» **ASSIGNMENT**
Beginning at the line that contains "Convert this screenshot", repeat each line exactly through the last one of the records below, and leave out the pictures.

··· RECORDS SHOWN ···

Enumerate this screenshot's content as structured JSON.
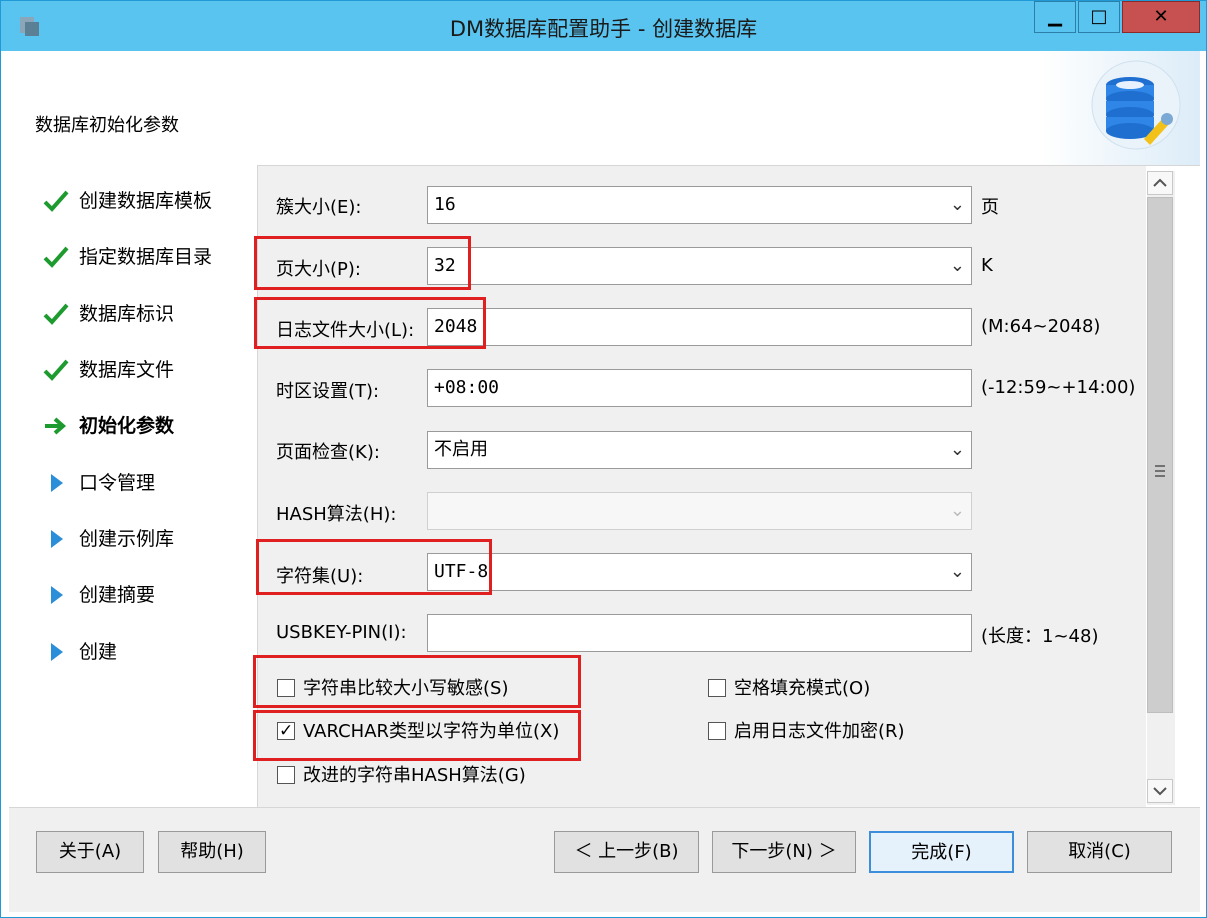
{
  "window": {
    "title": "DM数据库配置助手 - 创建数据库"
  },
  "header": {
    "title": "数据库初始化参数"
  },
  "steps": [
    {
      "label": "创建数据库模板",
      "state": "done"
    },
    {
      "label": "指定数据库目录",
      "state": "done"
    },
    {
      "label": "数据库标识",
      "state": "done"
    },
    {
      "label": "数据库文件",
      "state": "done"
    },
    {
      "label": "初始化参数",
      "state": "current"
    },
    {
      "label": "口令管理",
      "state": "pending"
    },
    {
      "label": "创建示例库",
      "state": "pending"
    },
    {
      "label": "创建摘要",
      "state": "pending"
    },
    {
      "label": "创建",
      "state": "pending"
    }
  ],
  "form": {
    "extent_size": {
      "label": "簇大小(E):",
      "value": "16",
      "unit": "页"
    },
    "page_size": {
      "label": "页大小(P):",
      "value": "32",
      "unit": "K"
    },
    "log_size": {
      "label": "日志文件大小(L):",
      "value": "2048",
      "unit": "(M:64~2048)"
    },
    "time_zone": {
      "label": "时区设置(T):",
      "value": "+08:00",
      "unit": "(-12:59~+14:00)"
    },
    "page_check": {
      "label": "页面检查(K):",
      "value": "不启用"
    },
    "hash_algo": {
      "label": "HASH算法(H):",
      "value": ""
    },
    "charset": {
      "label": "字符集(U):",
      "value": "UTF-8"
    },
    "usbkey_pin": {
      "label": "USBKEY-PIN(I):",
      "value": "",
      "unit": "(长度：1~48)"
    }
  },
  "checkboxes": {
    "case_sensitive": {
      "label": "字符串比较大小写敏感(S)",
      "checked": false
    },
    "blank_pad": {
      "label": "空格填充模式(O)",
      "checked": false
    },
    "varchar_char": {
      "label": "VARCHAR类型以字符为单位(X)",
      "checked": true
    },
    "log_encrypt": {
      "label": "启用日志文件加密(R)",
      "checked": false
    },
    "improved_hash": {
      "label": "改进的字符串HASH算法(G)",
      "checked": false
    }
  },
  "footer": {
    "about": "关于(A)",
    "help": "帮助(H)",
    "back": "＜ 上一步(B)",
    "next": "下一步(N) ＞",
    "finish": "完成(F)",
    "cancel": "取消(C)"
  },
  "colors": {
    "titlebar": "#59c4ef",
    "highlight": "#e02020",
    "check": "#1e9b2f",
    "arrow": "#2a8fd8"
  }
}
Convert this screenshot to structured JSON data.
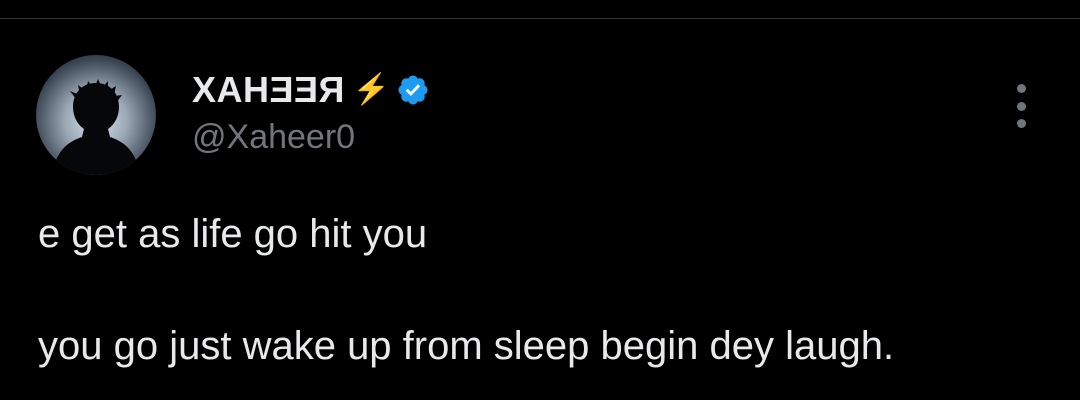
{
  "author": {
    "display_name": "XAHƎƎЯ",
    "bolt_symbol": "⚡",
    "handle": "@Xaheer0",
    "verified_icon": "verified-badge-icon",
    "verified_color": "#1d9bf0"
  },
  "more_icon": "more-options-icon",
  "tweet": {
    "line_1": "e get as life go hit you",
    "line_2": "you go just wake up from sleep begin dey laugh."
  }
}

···

» **EXERCISE OUTPUT**
Convert this screenshot to structured JSON data.
{
  "author": {
    "display_name": "XAHƎƎЯ",
    "bolt_symbol": "⚡",
    "handle": "@Xaheer0",
    "verified_icon": "verified-badge-icon",
    "verified_color": "#1d9bf0"
  },
  "more_icon": "more-options-icon",
  "tweet": {
    "line_1": "e get as life go hit you",
    "line_2": "you go just wake up from sleep begin dey laugh."
  }
}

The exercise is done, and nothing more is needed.